A recent PBS series highlighted the case of an American mother, Samantha Elhassani, who took her two American children into the so-called Islamic State and had two more babies there with her Moroccan husband, who became a member of ISIS. Her two eldest children, now 10 and 5, were U.S. passport holders, and the younger two are eligible for U.S. passports as they were born to an American citizen.
The question raised in their case, and those of children like them is: Do they deserve to be rescued by the United States? And it’s likely they are not the only ones. Some 45 American women are reported to have joined ISIS in Syria or attempted to do so, with at least a dozen American children ending up in ISIS-controlled territory, but the numbers could be higher as people traveled with false papers using false names and nationalities. The French believe anywhere from 300 to 400 French children have lived in ISIS-controlled territory in Syria and Iraq. In the case of German nationals, at least six children are being held with their mothers in Iraqi camps.
But let us focus on the American kids. When the State Department or U.S. Embassy dealing with such cases is questioned about them, even by concerned family members such as grandparents and other close relatives, the standard response is to cite Privacy Act concerns. In other words, when it comes to American children taken into ISIS, or groups like ISIS, the mother’s rights are fully respected while the rights of her innocent American children are not. That might make sense in a normal custody or parental abduction case, but not when a parent takes American children into terrorist territory.
According to the U.S. State Department’s read of the Privacy Act, amid concerns and complications about dealing with a mother who is in custody of her own children U.S. government officials are unable to discuss such cases with concerned and traumatized aunts, grandparents, or advocates working on behalf of these family members.

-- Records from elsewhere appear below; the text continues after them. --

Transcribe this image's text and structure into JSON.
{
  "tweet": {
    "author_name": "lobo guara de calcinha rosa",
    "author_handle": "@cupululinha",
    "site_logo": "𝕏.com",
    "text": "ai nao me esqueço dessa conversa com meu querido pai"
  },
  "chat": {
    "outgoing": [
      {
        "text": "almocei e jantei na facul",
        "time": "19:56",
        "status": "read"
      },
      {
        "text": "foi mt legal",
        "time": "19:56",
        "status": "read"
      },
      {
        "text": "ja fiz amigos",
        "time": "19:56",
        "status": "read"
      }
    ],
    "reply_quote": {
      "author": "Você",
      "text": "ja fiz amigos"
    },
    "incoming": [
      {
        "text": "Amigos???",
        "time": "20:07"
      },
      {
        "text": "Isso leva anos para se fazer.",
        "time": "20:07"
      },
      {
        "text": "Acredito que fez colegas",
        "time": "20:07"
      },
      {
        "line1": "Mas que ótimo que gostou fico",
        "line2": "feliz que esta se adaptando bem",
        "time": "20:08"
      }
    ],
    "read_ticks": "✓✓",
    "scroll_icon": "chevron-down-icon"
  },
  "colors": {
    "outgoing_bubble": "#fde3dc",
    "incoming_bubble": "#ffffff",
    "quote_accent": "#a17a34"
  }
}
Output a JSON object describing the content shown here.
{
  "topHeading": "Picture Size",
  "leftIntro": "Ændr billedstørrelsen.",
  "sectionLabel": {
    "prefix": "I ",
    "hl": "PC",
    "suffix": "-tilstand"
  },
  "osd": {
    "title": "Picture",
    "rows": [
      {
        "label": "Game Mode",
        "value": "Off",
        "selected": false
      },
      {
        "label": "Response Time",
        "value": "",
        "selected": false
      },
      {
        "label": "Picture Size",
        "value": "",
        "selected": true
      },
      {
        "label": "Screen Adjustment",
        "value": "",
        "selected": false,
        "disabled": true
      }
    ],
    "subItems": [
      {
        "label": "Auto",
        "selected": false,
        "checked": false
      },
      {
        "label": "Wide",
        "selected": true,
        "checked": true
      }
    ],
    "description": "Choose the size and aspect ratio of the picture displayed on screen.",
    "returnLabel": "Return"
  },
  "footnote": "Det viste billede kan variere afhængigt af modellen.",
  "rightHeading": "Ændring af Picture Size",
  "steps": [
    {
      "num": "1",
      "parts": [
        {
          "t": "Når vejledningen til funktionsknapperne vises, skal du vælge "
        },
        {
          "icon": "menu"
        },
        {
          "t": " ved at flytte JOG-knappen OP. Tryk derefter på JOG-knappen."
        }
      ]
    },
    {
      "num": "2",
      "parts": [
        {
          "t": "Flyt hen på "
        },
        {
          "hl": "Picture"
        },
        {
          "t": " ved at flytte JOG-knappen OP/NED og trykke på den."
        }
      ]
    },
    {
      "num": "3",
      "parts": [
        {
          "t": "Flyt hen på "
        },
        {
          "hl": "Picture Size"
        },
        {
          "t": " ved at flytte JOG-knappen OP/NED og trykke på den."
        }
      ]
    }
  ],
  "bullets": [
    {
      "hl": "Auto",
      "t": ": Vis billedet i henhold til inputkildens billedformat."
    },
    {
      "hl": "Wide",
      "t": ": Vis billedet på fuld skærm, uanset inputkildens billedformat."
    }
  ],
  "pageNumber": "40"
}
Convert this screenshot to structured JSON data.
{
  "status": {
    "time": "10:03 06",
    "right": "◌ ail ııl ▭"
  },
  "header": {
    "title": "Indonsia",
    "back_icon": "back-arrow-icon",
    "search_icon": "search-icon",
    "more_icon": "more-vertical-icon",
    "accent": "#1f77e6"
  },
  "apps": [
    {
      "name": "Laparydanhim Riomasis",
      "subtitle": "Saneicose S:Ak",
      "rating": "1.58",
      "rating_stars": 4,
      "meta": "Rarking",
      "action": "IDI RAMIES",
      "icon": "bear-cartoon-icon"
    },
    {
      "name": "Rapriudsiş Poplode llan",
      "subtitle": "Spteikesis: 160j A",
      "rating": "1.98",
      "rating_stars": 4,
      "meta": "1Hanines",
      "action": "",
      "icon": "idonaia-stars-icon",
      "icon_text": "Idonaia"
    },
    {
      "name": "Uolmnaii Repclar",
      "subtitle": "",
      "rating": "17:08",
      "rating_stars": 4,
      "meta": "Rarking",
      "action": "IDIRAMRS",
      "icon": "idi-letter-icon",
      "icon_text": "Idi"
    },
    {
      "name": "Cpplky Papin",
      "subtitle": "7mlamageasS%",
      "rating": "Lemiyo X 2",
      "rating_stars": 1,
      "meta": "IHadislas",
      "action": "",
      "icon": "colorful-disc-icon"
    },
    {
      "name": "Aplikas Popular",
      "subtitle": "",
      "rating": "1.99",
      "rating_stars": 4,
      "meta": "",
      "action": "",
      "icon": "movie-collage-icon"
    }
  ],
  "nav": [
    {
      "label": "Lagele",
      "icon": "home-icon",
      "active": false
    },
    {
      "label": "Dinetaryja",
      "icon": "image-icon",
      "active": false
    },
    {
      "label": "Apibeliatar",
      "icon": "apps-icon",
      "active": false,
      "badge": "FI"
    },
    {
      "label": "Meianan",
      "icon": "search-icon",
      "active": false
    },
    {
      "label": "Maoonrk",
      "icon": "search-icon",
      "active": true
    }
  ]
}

The children in this case only escaped the clutches of ISIS when their mother was widowed. Her Moroccan husband was killed fighting for the self-declared “caliphate” and another man took charge of her and her family. Finally, she saw a chance to get away with her children and the Yazidi women living alongside her as sex slaves. But having left ISIS, they now languish in a camp ostensibly for refugees but more like a prison in Kurdish-controlled territory in Syria. And this is where the burning questions arise about how the U.S. government responds-or not-to the needs of these children.
Perhaps it bears repeating: Young children taken into the Islamic State, or born, there are captives-hostages of the group their parents joined, not willing volunteers in a terrorist organization. And parents who subject their own children to the horrors of ISIS are not individuals who should retain any rights.
Inside the United States, child protective services in each and every state would have long ago removed these children from their abusive parents. Family court judges would likely consider the parents to have forfeited their rights by subjecting their children to the demands of ISIS for participation in militant exercises, beheadings, public executions, posing for videos, undergoing beatings, brainwashing, and indoctrination as suicide bombers.
Source: Daily Beast